My ‘agony aunt CV’ across print, online and broadcast media includes:
The teen girl’s website mykindaplace (2002-2007)
Men’s Health (UK) magazine and online (2002-2006)
BBC Radio 5 Live’s Up All Night weekly advice phone in show (2003-2007)
Channel 4 Television’s The Sex Education Show (Series 1, 2 and 4 – 2008-2011)
Beauty Zambia (2004-2008)
More! Magazine (2009-2011)
The Telegraph, Wonder Women (2012 – present)
Alongside this I’ve written or presented advice columns for the magazines B, Sugar, Grazia and TV Hits. The men’s websites mansized and monkeyslum. NHS Choices. BBC World Service (What’s the Problem?), BBC Radio 6, LBC, Choice FM and BBC Radio 1. Plus ITV (This Morning).

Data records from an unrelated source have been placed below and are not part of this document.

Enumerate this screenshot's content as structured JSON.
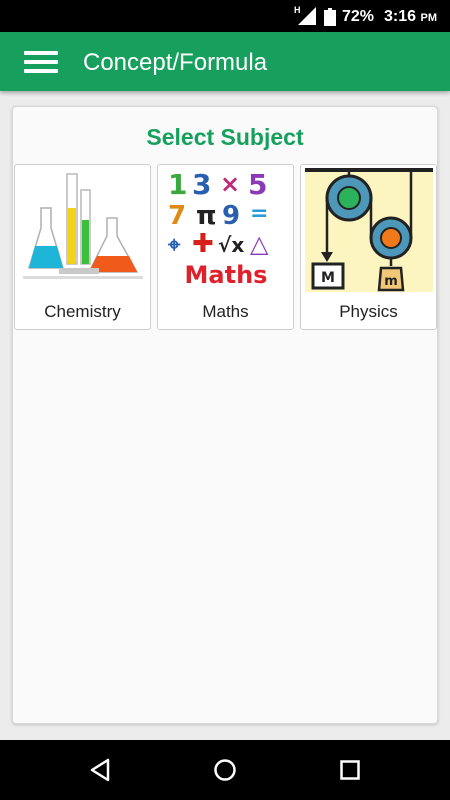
{
  "status_bar": {
    "network_type": "H",
    "battery_percent": "72%",
    "time": "3:16",
    "ampm": "PM"
  },
  "app_bar": {
    "title": "Concept/Formula",
    "menu_icon": "hamburger-menu-icon"
  },
  "main": {
    "section_title": "Select Subject",
    "subjects": [
      {
        "label": "Chemistry",
        "image": "chemistry-glassware-image"
      },
      {
        "label": "Maths",
        "image": "maths-symbols-image",
        "image_text": "Maths"
      },
      {
        "label": "Physics",
        "image": "pulley-system-image",
        "image_labels": [
          "M",
          "m"
        ]
      }
    ]
  },
  "nav_bar": {
    "back_icon": "back-triangle-icon",
    "home_icon": "home-circle-icon",
    "recents_icon": "recents-square-icon"
  },
  "colors": {
    "primary": "#17a05d",
    "status_bar": "#000000",
    "background": "#ececec"
  }
}
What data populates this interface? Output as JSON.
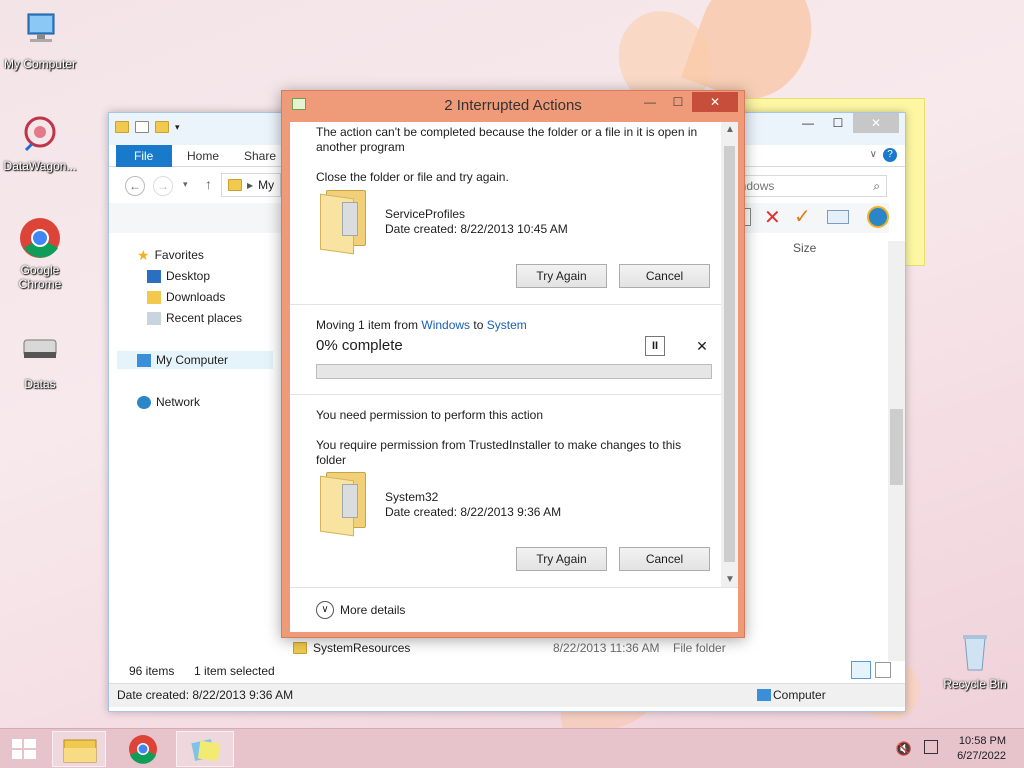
{
  "desktop": {
    "icons": [
      {
        "label": "My Computer"
      },
      {
        "label": "DataWagon..."
      },
      {
        "label": "Google Chrome"
      },
      {
        "label": "Datas"
      },
      {
        "label": "Recycle Bin"
      }
    ]
  },
  "explorer": {
    "ribbon_tabs": [
      "File",
      "Home",
      "Share"
    ],
    "address_partial": "My",
    "search_partial": "indows",
    "column_size": "Size",
    "nav": {
      "favorites": "Favorites",
      "desktop": "Desktop",
      "downloads": "Downloads",
      "recent_places": "Recent places",
      "my_computer": "My Computer",
      "network": "Network"
    },
    "visible_row": {
      "name": "SystemResources",
      "date": "8/22/2013 11:36 AM",
      "type": "File folder"
    },
    "status": {
      "items_count": "96 items",
      "selected": "1 item selected"
    },
    "details_bar": {
      "date_created": "Date created: 8/22/2013 9:36 AM",
      "location": "Computer"
    }
  },
  "dialog": {
    "title": "2 Interrupted Actions",
    "section1": {
      "heading": "The action can't be completed because the folder or a file in it is open in another program",
      "instruction": "Close the folder or file and try again.",
      "item_name": "ServiceProfiles",
      "item_date": "Date created: 8/22/2013 10:45 AM",
      "try_again": "Try Again",
      "cancel": "Cancel"
    },
    "progress": {
      "prefix": "Moving 1 item from",
      "from": "Windows",
      "to_word": "to",
      "to": "System",
      "percent_text": "0% complete",
      "percent": 0,
      "pause_glyph": "II",
      "cancel_glyph": "✕"
    },
    "section2": {
      "heading": "You need permission to perform this action",
      "detail": "You require permission from TrustedInstaller to make changes to this folder",
      "item_name": "System32",
      "item_date": "Date created: 8/22/2013 9:36 AM",
      "try_again": "Try Again",
      "cancel": "Cancel"
    },
    "more_details": "More details"
  },
  "taskbar": {
    "time": "10:58 PM",
    "date": "6/27/2022"
  }
}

Frustratingly, having got to do the job I’d always wanted – being an agony aunt – I was experiencing ongoing opposition within academia where my full time job was based. While doing teaching and research in international health I was keen to apply the experiences, skills and knowledge I had on media advice giving and evaluating public health campaigns. But I found within the university setting my advice giving role was viewed as something to be ashamed of or embarrassed about, discredited as ‘journalism’ and not supported as a worthy area of practice nor academic study.
An exception to this came in the form of the late Professor Otto Woolf, a paediatricain who not only invited me to give one of his ‘OWL (Otto Woolf Lectures) celebrating the importance of advice giving for young people, but who also encouraged me to continue to use ethnographic research to explore my role as an advice giver and to evaluate media advice giving more widely.
I’ve felt every agony aunt job I’ve had, whether it’s only lasted a few weeks to several years has been a privilege. Not for the cachet of being in media, but for the trust expected of me by those who chose to share their worries and problems. Inspired by Otto I am currently working to have the job accepted as a recognised part of social and health care, a suitable area for in depth academic investigation, and an occupation with definite standards of good practice.
If you want to know where my advice giving takes place it’s usually at my kitchen table. I’m a mum to two young children so much of my agony aunt work fits in around them. And when time allows I teach and carry out research in International Health Care, specialising in diverse methodologies and sex and relationships during (pre)conception, pregnancy and parenthood. You can find out more about my background and qualifications here.
This site is a repository for other research I’ve drawn upon to understand and inform advice giving, plus my own academic work, and links to resources and tools others may want to use to understand advice giving and perhaps either be an agony aunt or uncle themselves or to study this fascinating area of media.